Peale died June 12, 1860 in Philadelphia and is buried at The Woodlands Cemetery in West Philadelphia.
Exhibited and discussed in "In Pursuit of Fame: Rembrandt Peale 1778-1860," Washington D.C., National Portrait Gallery, Smithsonian institution, 1992-1993, The portrait of Margaret Irvine Miller exemplifies Peale's ability to convey a story and capture character through taking liberty with the way in which he portrayed his sitters. Mrs. Miller, by birth working class, later raised her position in Philadelphia society. Though her clothing is aristocratic, Mrs. Miller's pose and gaze are those of a straightforward, working class woman. The subtle juxtaposition is masterfully captured.
In 1801, Peale painted a portrait of his brother Rubens, youngest of the six Peale children, who always had an admiration for gardening and tending to natural life. Peale seated his brother next to a geranium. The painting signifies the artist's admiration for a sibling's love of nature, and may have been inspired by the Dutch 17th-century artist, David Teniers the Younger, who had painted a series of oil-on-copper paintings representing the five senses. His painting, "Smell" is quite similar to Rembrandt Peale's. Rembrandt's piece captures the essence of a young gardener/artist's peace of mind, gracefully looking out, a posture of wonder and calmness.
In 1824, Peale painted the Patriæ Pater, in which a rectangle supporting an oval wreath surrounds the eye-catching image of George Washington. The most successful painting of Peale's 50-year career, it inspired John Marshall to have his portrait done by Peale in the same fashion. The painting was criticized as lacking authenticity, as it was not completed until after Washington's death (1799). Nonetheless, Peale received commendations for his portrait by many noted politicians such as Washington's nephew, Judge Bushrod Washington, who was an associate U.S. Supreme Court Justice, and Marshall.

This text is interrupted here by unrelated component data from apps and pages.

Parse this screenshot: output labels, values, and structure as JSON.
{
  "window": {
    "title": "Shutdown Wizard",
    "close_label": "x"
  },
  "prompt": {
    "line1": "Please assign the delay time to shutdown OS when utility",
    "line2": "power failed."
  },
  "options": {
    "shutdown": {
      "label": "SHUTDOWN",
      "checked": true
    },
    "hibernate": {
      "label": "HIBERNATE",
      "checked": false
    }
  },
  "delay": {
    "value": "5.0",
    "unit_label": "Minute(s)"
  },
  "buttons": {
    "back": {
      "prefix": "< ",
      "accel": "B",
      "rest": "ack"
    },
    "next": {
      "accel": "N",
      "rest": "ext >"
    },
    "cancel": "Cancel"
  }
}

Peale's neoclassical painting The Roman Daughter depicts a young girl shielding her father, a prisoner in chains, and feeding him from her breast, the emblem of "Roman Charity" reported in the pages of Pliny. This piece demonstrates compassion and graceful defense; his copy of Correggio's Angel, and his immense allegorical painting, Court of Death (1820), reveal the same artistic style.
Rembrandt Peale completed more than 600 paintings. He painted portraits of many notable people, including American presidents George Washington and Thomas Jefferson, Chief Justice John Marshall, and John C. Calhoun. His paintings are in many public collections.
The following is a partial list of collections holding works by Rembrandt Peale:
A painting of a comedian who was an acquaintance of the British painter George Clint--an artist whose style resembled Peale's, and who claimed the picture as his own--was examined by the National Portrait Gallery of London in 1914. It was initially confirmed as Clint's artwork. Later, the gallery further examined the history behind the painting: the English comedian, Charles Mathews, had arrived in New York in 1822, and left shortly after Peale had welcomed him for a portrait painting.
Painting of Thomas Jefferson (1800)
Actor Charles Mathews
John Armstrong, Jr. (c. 1808)
Rembrandt Peale, The Roman Daughter (1811)
Boy from the Taylor Family (1812)
William Henry Harrison (1814)
Washington Before Yorktown (1823)
Michelangelo and Emma Clara Peale (1826)
Portrait of Dr. David Hosack (1826)
Horatio Greenough (1829)
Horace H. Hayden (1829)
John C. Calhoun (1834)
Girl at a Window (Rosalba Peale) (1846)
|1827||Mrs. John Lowell Gardner, oil on canvas||view||Subject: Catharine Peabody (1808-1883).|
... . Uncle Raphael . . . was in reality the most talented of Grandpa's sons and it was the Revolution that made him the wreck he was.